The acronym “ONO” is apt for an organization of public editors who are likely to utter, “Oh, no!” – at the very least – when they first are aware of a problem in their publications.

As advertising dries up and circulation numbers dwindle in the United States, most editors here would rather expend tight resources on reporters covering crime or courts or sports – or almost anything rather than on internal watchdogs, most of whom write weekly columns. Increasingly, though, ombudsmen are blogging and tweeting to respond in a more timely fashion to concerns by readers. Whether or not this new-tech focus will stanch the exodus of public editors is unclear.

News ombudsmen have been a varied breed, encompassing everything from former journalists to academics to public relations representatives of their newspapers.

Before becoming the Washington Post’s ombudsman (1992-1995), Joann Byrd had spent some 40 years on newspapers and had a graduate degree in philosophy (focusing on ethics).

Byrd says today the Internet has cut down on the necessity of having ombudsmen listen to people’s complaints. But she added that the idea of listening to complaints and passing them along is still important.

“It’s the whole idea of looking at the paper through the eyes of someone who didn’t do the work,” she said. “It’s important to evaluate the paper from the point of view of one person removed from the process.”

During her time at the Post, Byrd said her position was viewed as that of an “internal critic,” a “very independent kind of position.”

“What I did (in that job) was ask if the paper was holding itself to proper standards,” she said. “All readers deserve a good paper.”

Byrd said she’s unsure that many comments from today’s readers deserve to be printed.

“Some are just vile,” she said.

Thus, Byrd said she was unsure, in times of tight newsroom budgets, that ombudsmen are always needed.

“The first moral obligation of a mainstream news organization is to keep the public informed of vital information,” Byrd said. “I see this as an implied promise. To live up to the newspaper’s promise to keep the public informed, a city hall reporter has to come ahead of, alas, an ombudsman.”

She added: “If it could be a position that reminded people that they needed to keep good standards, that would be a good thing.”

Geneva Overholser was an established journalist and editor before serving a stint as Washington Post ombudsman. She later served as dean of the Annenberg School of Journalism at the University of Southern California.

Overholser said she questions the importance of ombudsmen in an era on instant, new-tech feedback from readers. Nevertheless, she said ombuds can raise important issues such as the media’s overuse of anonymous sources, a topic she championed while at the Post.

She said the United States seems to be moving into an era where “many journalists don’t see the importance of having people on the record. I think that’s simply a mistake.”
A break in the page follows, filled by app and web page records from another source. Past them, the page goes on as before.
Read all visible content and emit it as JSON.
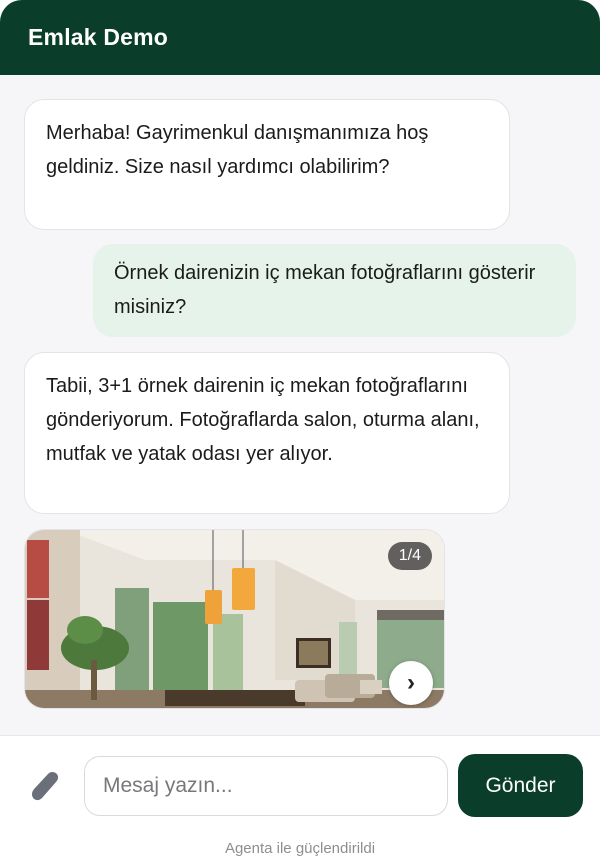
{
  "header": {
    "title": "Emlak Demo"
  },
  "messages": [
    {
      "from": "bot",
      "text": "Merhaba! Gayrimenkul danışmanımıza hoş geldiniz. Size nasıl yardımcı olabilirim?"
    },
    {
      "from": "user",
      "text": "Örnek dairenizin iç mekan fotoğraflarını gösterir misiniz?"
    },
    {
      "from": "bot",
      "text": "Tabii, 3+1 örnek dairenin iç mekan fotoğraflarını gönderiyorum. Fotoğraflarda salon, oturma alanı, mutfak ve yatak odası yer alıyor."
    }
  ],
  "gallery": {
    "counter": "1/4",
    "next_icon": "›"
  },
  "composer": {
    "placeholder": "Mesaj yazın...",
    "send_label": "Gönder",
    "attach_icon": "paperclip-icon"
  },
  "footer": {
    "powered_by": "Agenta ile güçlendirildi"
  },
  "colors": {
    "brand": "#0b3d2b",
    "user_bubble": "#e6f3ea",
    "bot_bubble": "#ffffff",
    "background": "#f6f6f8"
  }
}
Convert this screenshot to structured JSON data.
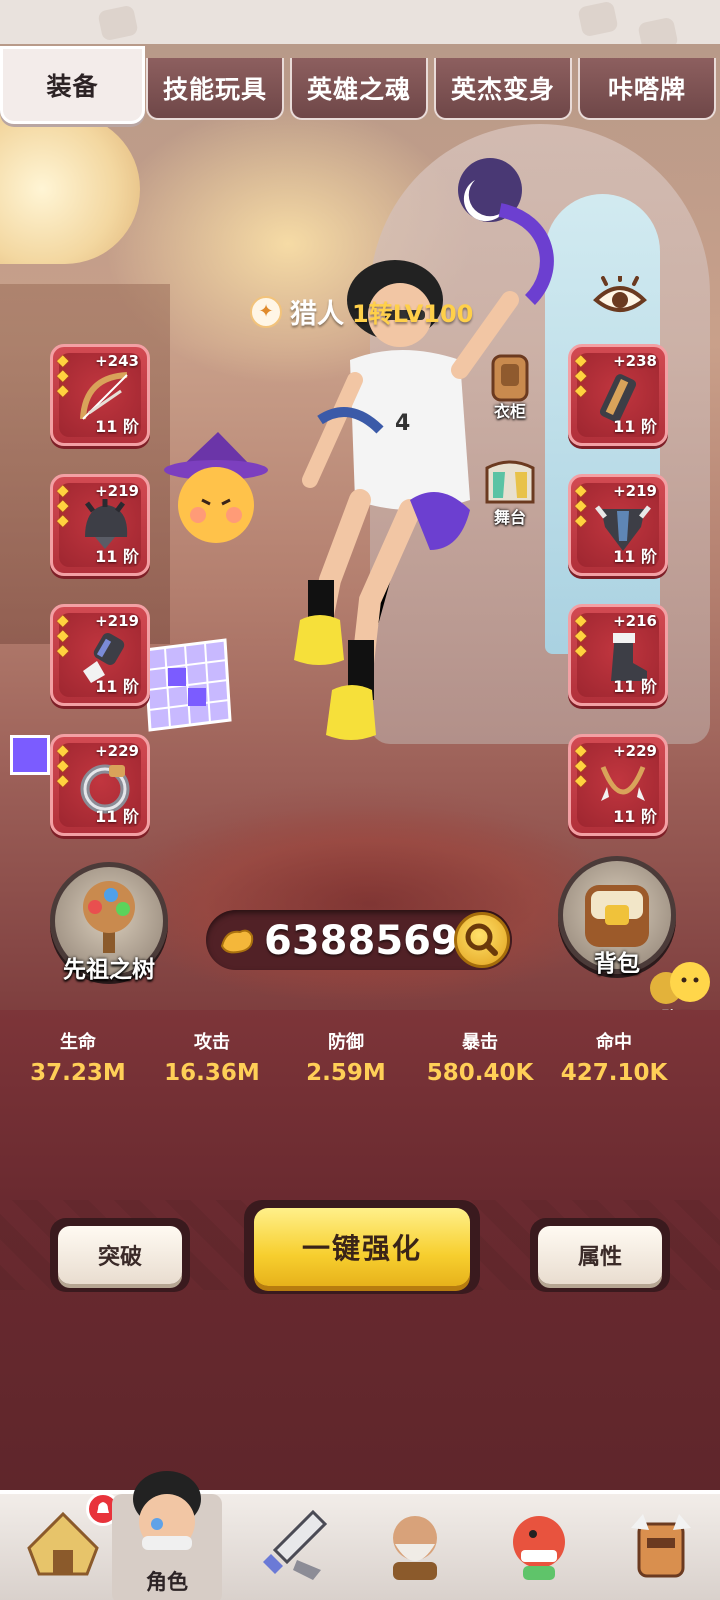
{
  "tabs": [
    {
      "label": "装备",
      "active": true
    },
    {
      "label": "技能玩具",
      "active": false
    },
    {
      "label": "英雄之魂",
      "active": false
    },
    {
      "label": "英杰变身",
      "active": false
    },
    {
      "label": "咔嗒牌",
      "active": false
    }
  ],
  "hero": {
    "class_name": "猎人",
    "level_text": "1转LV100",
    "class_icon": "claw-icon"
  },
  "equipment": {
    "left": [
      {
        "name": "bow",
        "plus": "+243",
        "tier": "11 阶",
        "stars": 3
      },
      {
        "name": "helmet",
        "plus": "+219",
        "tier": "11 阶",
        "stars": 3
      },
      {
        "name": "glove",
        "plus": "+219",
        "tier": "11 阶",
        "stars": 3
      },
      {
        "name": "ring",
        "plus": "+229",
        "tier": "11 阶",
        "stars": 3
      }
    ],
    "right": [
      {
        "name": "bracer",
        "plus": "+238",
        "tier": "11 阶",
        "stars": 3
      },
      {
        "name": "armor",
        "plus": "+219",
        "tier": "11 阶",
        "stars": 3
      },
      {
        "name": "boots",
        "plus": "+216",
        "tier": "11 阶",
        "stars": 3
      },
      {
        "name": "necklace",
        "plus": "+229",
        "tier": "11 阶",
        "stars": 3
      }
    ]
  },
  "side": {
    "wardrobe": "衣柜",
    "stage": "舞台"
  },
  "ancestor_tree": "先祖之树",
  "backpack": "背包",
  "power": "63885695",
  "chat": "聊天",
  "stats": [
    {
      "name": "生命",
      "value": "37.23M"
    },
    {
      "name": "攻击",
      "value": "16.36M"
    },
    {
      "name": "防御",
      "value": "2.59M"
    },
    {
      "name": "暴击",
      "value": "580.40K"
    },
    {
      "name": "命中",
      "value": "427.10K"
    }
  ],
  "actions": {
    "breakthrough": "突破",
    "one_click_enhance": "一键强化",
    "attributes": "属性"
  },
  "nav": [
    {
      "icon": "hut-icon",
      "label": "",
      "badge": true
    },
    {
      "icon": "character-icon",
      "label": "角色",
      "active": true
    },
    {
      "icon": "sword-icon",
      "label": ""
    },
    {
      "icon": "elder-icon",
      "label": ""
    },
    {
      "icon": "dino-icon",
      "label": ""
    },
    {
      "icon": "totem-icon",
      "label": ""
    }
  ],
  "colors": {
    "slot_red": "#c0343e",
    "gold_text": "#ffcf57",
    "level_yellow": "#ffd04a",
    "main_button": "#f7cf2f"
  }
}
Overholser praised New York Times’ Margaret Sullivan, the paper’s public editor, saying: “She (Sullivan) has waded into very complicated and important issues for the paper’s decisions to withhold stories when asked to do this by the government.”

Last year the Post ended its decades-long tradition of employing an ombudsman to critically analyze the paper’s reporting. For a time, its ombudsman position was replaced by a former journalist acting as a part-time readers’ representative. As of this writing, that part-time position is vacant.

Some professional ONO members have taken the ombudsmen, or internal watchdog role, in their columns by taking their media employer to task for embarrassing conflict-of-interest issues. Others have tended to be more readers’ representatives, focusing more on subscribers’ concerns of delivery issues and published grammatical errors.

But regardless of how they have operated, there are fewer American ombudsmen today, and there is every reason to believe this downward trend will continue throughout this decade and century. This does not bode well for a press expected by the First Amendment to serve the public responsibly.